Wednesday, September 08, 2004

Arnold: Chevron's Girly Man or Disney's?

Chapter I: Arnold and the Oil Company

California Governor Arnold Schwarzenegger released a report over the summer calling for a radical resturing of the California state government. Among the many proposals were elimination of many of the independent environmental boards that have made California the national leader in environmental protections. (And for good measure, he also proposed getting rid of the CalOSHA standards board, but who would notice?)

Well, it seems that Chevron, the giant oil company was more than a little interested in the outcome of that report - to the tune of $200,000 to Schwarzenegger's political action committees and $500,000 to the California Republican Party since his election last year.

But what could Chevron possibly have to gain?
Proposals that would benefit Chevron are peppered throughout the four-volume report. They include:
  • Streamlining the permit process for the construction of new oil refineries and the expansion of existing ones. Chevron, which owns two of the state's largest refineries in Richmond and El Segundo, wanted the state's help in revising existing laws so local government officials would be required to make decisions more quickly on construction permits at refineries.

  • Streamlining the activities of the San Francisco Bay Conservation and Development Commission. That agency, which issues permits for dredging and sand mining in the Bay Area, oversees activities related to Chevron's interests in the Bay Area.

  • Reorganizing the regulatory process for picking the locations for refineries, tank farms, liquefied natural gas and other energy facilities. Chevron has two proposals to build liquefied natural gas (LNG) facilities in Southern California and the Mexican state of Baja California.
"California's ability to produce gasoline is shrinking at the same time demand for gasoline is rising, contributing to California's dubious position as a national leader in the fuel prices. Time-consuming, costly and complex permitting processes are among the obstacles to expanding ... California's petroleum infrastructure to meet the growing demand," the CPR report said. "The state needs to streamline its permitting processes to allow supply to more readily keep pace with demand, so that price volatility and price differentials are reduced."
It's not like the Governor doesn't know how things work:
Disclosure of Chevron's determined role in what many believe is the administration's most important political reform effort contrasts sharply with statements he made during last year's election campaign and afterward in which he promised to sweep out a corrupt system where "contributions go in, the favors go out."
Personally, I'm SHOCKED.

Chapter II: Arnold and the Mouse (and the fox and the chickencoop)

And speaking of contributions going in and favors going out, who better to appoint as the chief regulator of California amusement parks than the safety manager of Disneyland: "Gov. Arnold Schwarzenegger is expected to name Richard Warner as director of the California Division of Occupational Safety and Health (CalOSHA) as early as this week, according to sources inside the agency."

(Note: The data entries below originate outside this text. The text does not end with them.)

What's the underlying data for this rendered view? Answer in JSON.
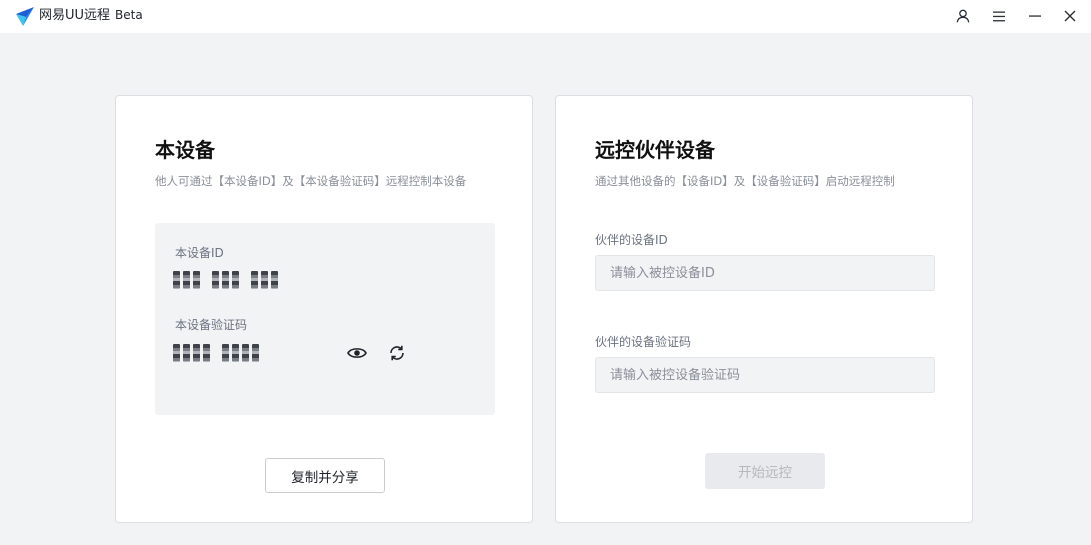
{
  "app": {
    "title": "网易UU远程",
    "badge": "Beta",
    "colors": {
      "logo_primary": "#2f7cf6",
      "logo_secondary": "#39c5f0",
      "background": "#f2f3f5"
    }
  },
  "titlebar": {
    "icons": [
      "user-icon",
      "menu-icon",
      "minimize-icon",
      "close-icon"
    ]
  },
  "this_device": {
    "title": "本设备",
    "subtitle": "他人可通过【本设备ID】及【本设备验证码】远程控制本设备",
    "id_label": "本设备ID",
    "code_label": "本设备验证码",
    "copy_button": "复制并分享"
  },
  "partner_device": {
    "title": "远控伙伴设备",
    "subtitle": "通过其他设备的【设备ID】及【设备验证码】启动远程控制",
    "id_label": "伙伴的设备ID",
    "id_placeholder": "请输入被控设备ID",
    "code_label": "伙伴的设备验证码",
    "code_placeholder": "请输入被控设备验证码",
    "start_button": "开始远控"
  }
}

Some of you may remember CalOSHA as the agency that regulates workplace safety. But since 2000, it also has the responsibility of regulating California amusement parks.

Some are not convinced that this is the greates idea:
Warner's expected appointment comes as the state moves to finish drafting enforcement regulations for California's first amusement park safety law. Naming an industry insider to run Cal/OSHA could create a conflict of interest, safety advocates contend.

"We've had really good accident investigations, but that could change in a heartbeat," said Kathy Fackler, an amusement park safety activist who pushed for passage of the 1999 law. Fackler's then 5-year-old son lost part of his foot in a 1998 accident on the park's Big Thunder Mountain Railroad ride.
Arnold's people argue that who would know more about amusement park safety than a former Disney employee?
But Lisa Odabashian, a senior policy analyst at the West Coast office of Consumers Union in San Francisco, countered that Warner's ties to Disney, which contributed $10,000 to Schwarzenegger's political action committee this year, "don't pass the smell test."

Efforts to fully implement the 4-year-old amusement park law were delayed when Schwarzenegger, soon after his election last year, put a halt to writing new regulations that affect business. Odabashian said she feared the theme park regulations could be watered down if Warner got the state post.
Disneyland may be Fantasyland for the youngsters, but it's been Toad's Wild Ride as far as safety is concerned.
Disneyland has been plagued by a spate of accidents in recent years — most of them before Warner arrived at the park.

Last September, a 22-year-old Gardena man was killed and 10 other riders were injured in a Big Thunder Mountain derailment. Inspectors from Cal/OSHA blamed the accident on poor maintenance, lack of management oversight and poorly trained ride operators.

Since then, two empty cars crashed during a test run in April, and five people suffered minor injuries when two trains collided July 8. Disneyland wasn't fined by Cal/OSHA in any of the Big Thunder Mountain incidents.

In all, nine people have died since the theme park opened in 1955, but most of the accidents were caused by unsafe rider behavior.